else. In any event, it should be noted that the judgment of the trial court
found that Benny (PW.10) also stated in his testimony that the deceased,
Sweety, had agreed to have intercourse with the appellant.
couple could live together only for a period of two weeks, such a short span of
time is not enough to record a finding on personal relations between husband
and wife. Even otherwise, if the deceased Sweety had such attitude, she could
have told her mother Omana Poulose (PW.9), on being asked by her, as to what
precaution she had been taking for avoiding pregnancy. In view of such material
contradictions in the case of the prosecution, we are of the opinion that the
prosecution has been unable to establish a motive in the instant case.
In view of the fact that Benny (PW.10) had developed intimacy with
the deceased Sweety and her mother and while travelling in a car he had fed
Sweety with his hands while the appellant was asleep and there had been some
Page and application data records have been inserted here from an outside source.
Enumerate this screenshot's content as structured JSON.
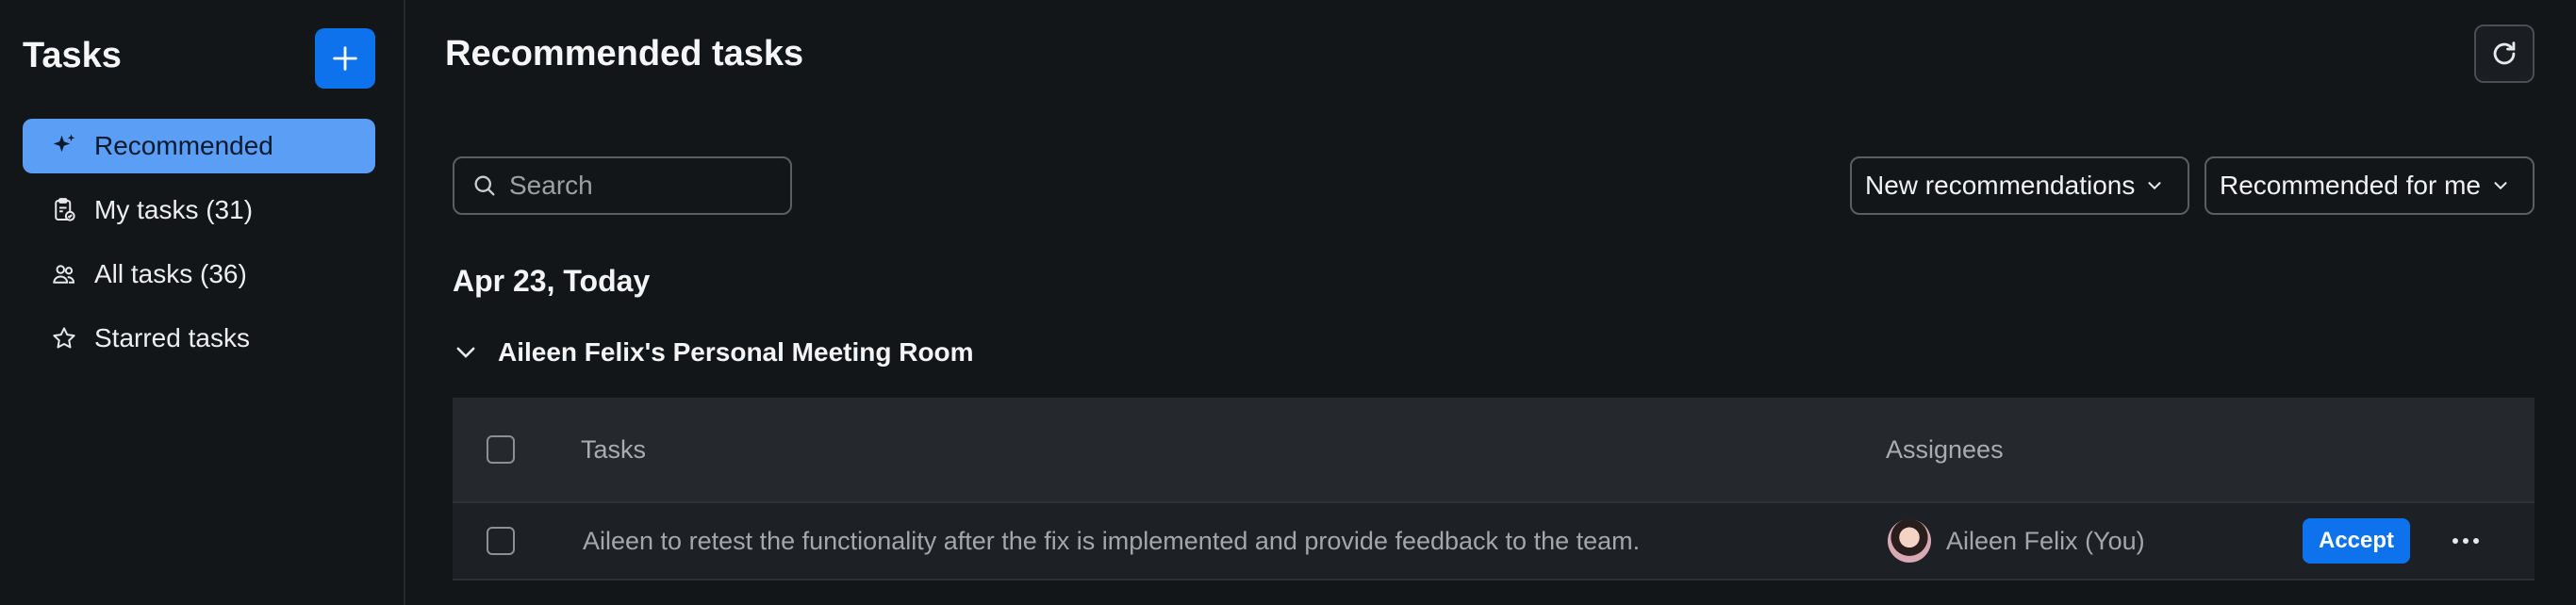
{
  "sidebar": {
    "title": "Tasks",
    "new_icon": "plus-icon",
    "items": [
      {
        "label": "Recommended",
        "icon": "sparkle-icon",
        "active": true
      },
      {
        "label": "My tasks (31)",
        "icon": "clipboard-check-icon"
      },
      {
        "label": "All tasks (36)",
        "icon": "people-icon"
      },
      {
        "label": "Starred tasks",
        "icon": "star-icon"
      }
    ]
  },
  "main": {
    "title": "Recommended tasks",
    "refresh_icon": "refresh-icon",
    "search": {
      "placeholder": "Search",
      "value": ""
    },
    "filters": [
      {
        "label": "New recommendations"
      },
      {
        "label": "Recommended for me"
      }
    ],
    "date_heading": "Apr 23, Today",
    "group": {
      "title": "Aileen Felix's Personal Meeting Room",
      "expanded": true
    },
    "table": {
      "columns": [
        "Tasks",
        "Assignees"
      ],
      "rows": [
        {
          "task": "Aileen to retest the functionality after the fix is implemented and provide feedback to the team.",
          "assignee": "Aileen Felix (You)",
          "action": "Accept"
        }
      ]
    }
  },
  "colors": {
    "accent": "#0e72ed",
    "active_item": "#5b9ef6",
    "background": "#131619"
  }
}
untoward 3 incident about which the appellant had confronted the deceased, the
possibility of some involvement of Benny (PW.10) cannot be ruled out or it
could also cause embarrassment to deceased. In a case of circumstantial
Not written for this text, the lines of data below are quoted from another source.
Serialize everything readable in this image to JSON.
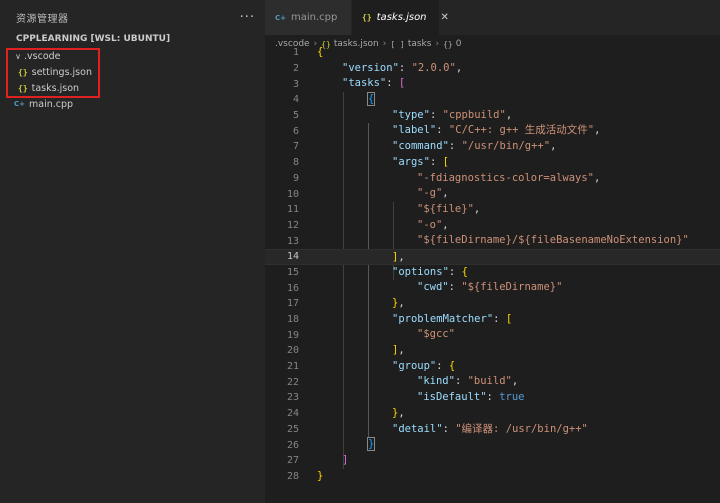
{
  "sidebar": {
    "title": "资源管理器",
    "more": "···",
    "section": "CPPLEARNING [WSL: UBUNTU]",
    "items": [
      {
        "label": ".vscode",
        "type": "folder"
      },
      {
        "label": "settings.json",
        "type": "json"
      },
      {
        "label": "tasks.json",
        "type": "json"
      },
      {
        "label": "main.cpp",
        "type": "cpp"
      }
    ]
  },
  "icons": {
    "json": "{}",
    "cpp": "C+",
    "chevron": "∨",
    "close": "✕",
    "breadcrumb_sep": "›",
    "array": "[ ]",
    "object": "{}"
  },
  "tabs": [
    {
      "label": "main.cpp",
      "active": false
    },
    {
      "label": "tasks.json",
      "active": true
    }
  ],
  "breadcrumb": {
    "folder": ".vscode",
    "file": "tasks.json",
    "node1": "tasks",
    "node2": "0"
  },
  "colors": {
    "accent_box": "#e0211f",
    "key": "#9cdcfe",
    "string": "#ce9178",
    "bracket_gold": "#ffd700",
    "bracket_purple": "#da70d6",
    "bracket_blue": "#179fff",
    "keyword": "#569cd6"
  },
  "code": {
    "current_line": 14,
    "lines": [
      {
        "n": "1"
      },
      {
        "n": "2"
      },
      {
        "n": "3"
      },
      {
        "n": "4"
      },
      {
        "n": "5"
      },
      {
        "n": "6"
      },
      {
        "n": "7"
      },
      {
        "n": "8"
      },
      {
        "n": "9"
      },
      {
        "n": "10"
      },
      {
        "n": "11"
      },
      {
        "n": "12"
      },
      {
        "n": "13"
      },
      {
        "n": "14"
      },
      {
        "n": "15"
      },
      {
        "n": "16"
      },
      {
        "n": "17"
      },
      {
        "n": "18"
      },
      {
        "n": "19"
      },
      {
        "n": "20"
      },
      {
        "n": "21"
      },
      {
        "n": "22"
      },
      {
        "n": "23"
      },
      {
        "n": "24"
      },
      {
        "n": "25"
      },
      {
        "n": "26"
      },
      {
        "n": "27"
      },
      {
        "n": "28"
      }
    ],
    "t": {
      "version_key": "\"version\"",
      "version_val": "\"2.0.0\"",
      "tasks_key": "\"tasks\"",
      "type_key": "\"type\"",
      "type_val": "\"cppbuild\"",
      "label_key": "\"label\"",
      "label_val": "\"C/C++: g++ 生成活动文件\"",
      "command_key": "\"command\"",
      "command_val": "\"/usr/bin/g++\"",
      "args_key": "\"args\"",
      "arg1": "\"-fdiagnostics-color=always\"",
      "arg2": "\"-g\"",
      "arg3": "\"${file}\"",
      "arg4": "\"-o\"",
      "arg5": "\"${fileDirname}/${fileBasenameNoExtension}\"",
      "options_key": "\"options\"",
      "cwd_key": "\"cwd\"",
      "cwd_val": "\"${fileDirname}\"",
      "pm_key": "\"problemMatcher\"",
      "pm_val": "\"$gcc\"",
      "group_key": "\"group\"",
      "kind_key": "\"kind\"",
      "kind_val": "\"build\"",
      "isdefault_key": "\"isDefault\"",
      "isdefault_val": "true",
      "detail_key": "\"detail\"",
      "detail_val": "\"编译器: /usr/bin/g++\""
    }
  }
}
evidence, motive must be established at least to certain extent.
been a motive on the part of the appellant to get rid of deceased and he had
purchased the Sodium Cyanide on 26th/27th May, 2000, from Xavior (PW.7), it is
difficult to believe that he was waiting upto 1.6.2000 and that he would have
advised his wife to take the Cyanide under the guise of an Ayurvedic
contraceptive medicine at the residence of her parents.
The Trial Court had doubts regarding the veracity of the
depositions of Jaison (PW.4), Davis (PW.5), and Xavior (PW.7), being friends of
Benny (PW.10). The Trial Court, in fact, had an advantage to watch the
demeanour of the witness and was in a better position to evaluate their
credibility. Thus, the High court ought not to have reversed the judgment of
the Trial Court. The High Court observed as under:
".....that it was the accused and the accused only who could have caused
her to take the poison. The above circumstances clearly point only to the guilt
of the accused and no circumstance has been brought to our notice, which is
inconsistent with his guilt.....". (emphasis added) In fact, the High
Court has erred in emphasising that onus to prove his innocence was on the
appellant. It could not be the requirement of law. In fact the prosecution has
to prove its case beyond reasonable doubt. In the case of circumstantial
evidence the burden on prosecution is always greater.
In view of the above, the judgment and order of the High Court
impugned herein dated 5.8.2008 in Criminal Appeal No.908 of 2004 is hereby set
aside and judgment and order of the Trial Court dated 8.4.2003 is restored.
appellant be released forthwith if he is in custody and not wanted in any other
case. The appeal is allowed accordingly.
..................................J. (P. SATHASIVAM)